- [Required work]: Print every record below exactly as it stands.

[Collected data entries]
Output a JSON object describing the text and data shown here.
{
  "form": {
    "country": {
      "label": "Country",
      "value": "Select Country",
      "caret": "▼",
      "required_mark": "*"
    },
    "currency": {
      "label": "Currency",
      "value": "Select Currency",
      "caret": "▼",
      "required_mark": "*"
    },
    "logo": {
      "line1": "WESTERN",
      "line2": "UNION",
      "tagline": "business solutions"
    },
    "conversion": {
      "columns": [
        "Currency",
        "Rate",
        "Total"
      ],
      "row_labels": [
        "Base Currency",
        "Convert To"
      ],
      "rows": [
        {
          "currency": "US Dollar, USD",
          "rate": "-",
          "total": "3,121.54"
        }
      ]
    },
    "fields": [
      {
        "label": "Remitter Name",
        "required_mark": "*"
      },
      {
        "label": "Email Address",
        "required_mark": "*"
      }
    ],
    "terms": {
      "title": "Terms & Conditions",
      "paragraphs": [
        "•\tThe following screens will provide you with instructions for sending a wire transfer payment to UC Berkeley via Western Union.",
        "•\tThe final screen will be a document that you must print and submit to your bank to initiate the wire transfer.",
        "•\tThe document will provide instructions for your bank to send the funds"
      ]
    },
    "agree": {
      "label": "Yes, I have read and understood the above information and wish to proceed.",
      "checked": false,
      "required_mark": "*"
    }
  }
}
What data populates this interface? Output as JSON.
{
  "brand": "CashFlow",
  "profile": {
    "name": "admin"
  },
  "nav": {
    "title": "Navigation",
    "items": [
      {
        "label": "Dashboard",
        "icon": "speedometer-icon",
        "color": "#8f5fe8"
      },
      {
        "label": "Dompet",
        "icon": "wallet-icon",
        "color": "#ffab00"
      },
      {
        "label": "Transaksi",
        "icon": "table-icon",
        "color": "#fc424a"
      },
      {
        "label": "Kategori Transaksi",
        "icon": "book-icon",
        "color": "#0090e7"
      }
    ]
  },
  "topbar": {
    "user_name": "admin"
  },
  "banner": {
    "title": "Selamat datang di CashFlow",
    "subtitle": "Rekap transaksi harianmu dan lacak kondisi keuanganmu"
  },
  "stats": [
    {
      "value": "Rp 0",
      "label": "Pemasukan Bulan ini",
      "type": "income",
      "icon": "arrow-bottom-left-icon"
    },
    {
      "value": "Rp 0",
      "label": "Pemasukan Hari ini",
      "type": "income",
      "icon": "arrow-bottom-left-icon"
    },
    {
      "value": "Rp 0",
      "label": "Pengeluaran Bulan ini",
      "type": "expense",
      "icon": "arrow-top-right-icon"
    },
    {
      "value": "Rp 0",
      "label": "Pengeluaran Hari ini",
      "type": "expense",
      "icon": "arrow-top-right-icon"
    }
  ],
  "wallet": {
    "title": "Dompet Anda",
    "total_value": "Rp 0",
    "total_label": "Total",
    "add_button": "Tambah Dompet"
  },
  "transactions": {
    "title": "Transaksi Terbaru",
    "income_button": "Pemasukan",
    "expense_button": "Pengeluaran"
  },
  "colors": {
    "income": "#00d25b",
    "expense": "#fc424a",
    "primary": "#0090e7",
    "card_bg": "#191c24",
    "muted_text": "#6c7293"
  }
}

- [The answer]:
Output a JSON object describing the text and data shown here.
{
  "form": {
    "country": {
      "label": "Country",
      "value": "Select Country",
      "caret": "▼",
      "required_mark": "*"
    },
    "currency": {
      "label": "Currency",
      "value": "Select Currency",
      "caret": "▼",
      "required_mark": "*"
    },
    "logo": {
      "line1": "WESTERN",
      "line2": "UNION",
      "tagline": "business solutions"
    },
    "conversion": {
      "columns": [
        "Currency",
        "Rate",
        "Total"
      ],
      "row_labels": [
        "Base Currency",
        "Convert To"
      ],
      "rows": [
        {
          "currency": "US Dollar, USD",
          "rate": "-",
          "total": "3,121.54"
        }
      ]
    },
    "fields": [
      {
        "label": "Remitter Name",
        "required_mark": "*"
      },
      {
        "label": "Email Address",
        "required_mark": "*"
      }
    ],
    "terms": {
      "title": "Terms & Conditions",
      "paragraphs": [
        "•\tThe following screens will provide you with instructions for sending a wire transfer payment to UC Berkeley via Western Union.",
        "•\tThe final screen will be a document that you must print and submit to your bank to initiate the wire transfer.",
        "•\tThe document will provide instructions for your bank to send the funds"
      ]
    },
    "agree": {
      "label": "Yes, I have read and understood the above information and wish to proceed.",
      "checked": false,
      "required_mark": "*"
    }
  }
}
What data populates this interface? Output as JSON.
{
  "brand": "CashFlow",
  "profile": {
    "name": "admin"
  },
  "nav": {
    "title": "Navigation",
    "items": [
      {
        "label": "Dashboard",
        "icon": "speedometer-icon",
        "color": "#8f5fe8"
      },
      {
        "label": "Dompet",
        "icon": "wallet-icon",
        "color": "#ffab00"
      },
      {
        "label": "Transaksi",
        "icon": "table-icon",
        "color": "#fc424a"
      },
      {
        "label": "Kategori Transaksi",
        "icon": "book-icon",
        "color": "#0090e7"
      }
    ]
  },
  "topbar": {
    "user_name": "admin"
  },
  "banner": {
    "title": "Selamat datang di CashFlow",
    "subtitle": "Rekap transaksi harianmu dan lacak kondisi keuanganmu"
  },
  "stats": [
    {
      "value": "Rp 0",
      "label": "Pemasukan Bulan ini",
      "type": "income",
      "icon": "arrow-bottom-left-icon"
    },
    {
      "value": "Rp 0",
      "label": "Pemasukan Hari ini",
      "type": "income",
      "icon": "arrow-bottom-left-icon"
    },
    {
      "value": "Rp 0",
      "label": "Pengeluaran Bulan ini",
      "type": "expense",
      "icon": "arrow-top-right-icon"
    },
    {
      "value": "Rp 0",
      "label": "Pengeluaran Hari ini",
      "type": "expense",
      "icon": "arrow-top-right-icon"
    }
  ],
  "wallet": {
    "title": "Dompet Anda",
    "total_value": "Rp 0",
    "total_label": "Total",
    "add_button": "Tambah Dompet"
  },
  "transactions": {
    "title": "Transaksi Terbaru",
    "income_button": "Pemasukan",
    "expense_button": "Pengeluaran"
  },
  "colors": {
    "income": "#00d25b",
    "expense": "#fc424a",
    "primary": "#0090e7",
    "card_bg": "#191c24",
    "muted_text": "#6c7293"
  }
}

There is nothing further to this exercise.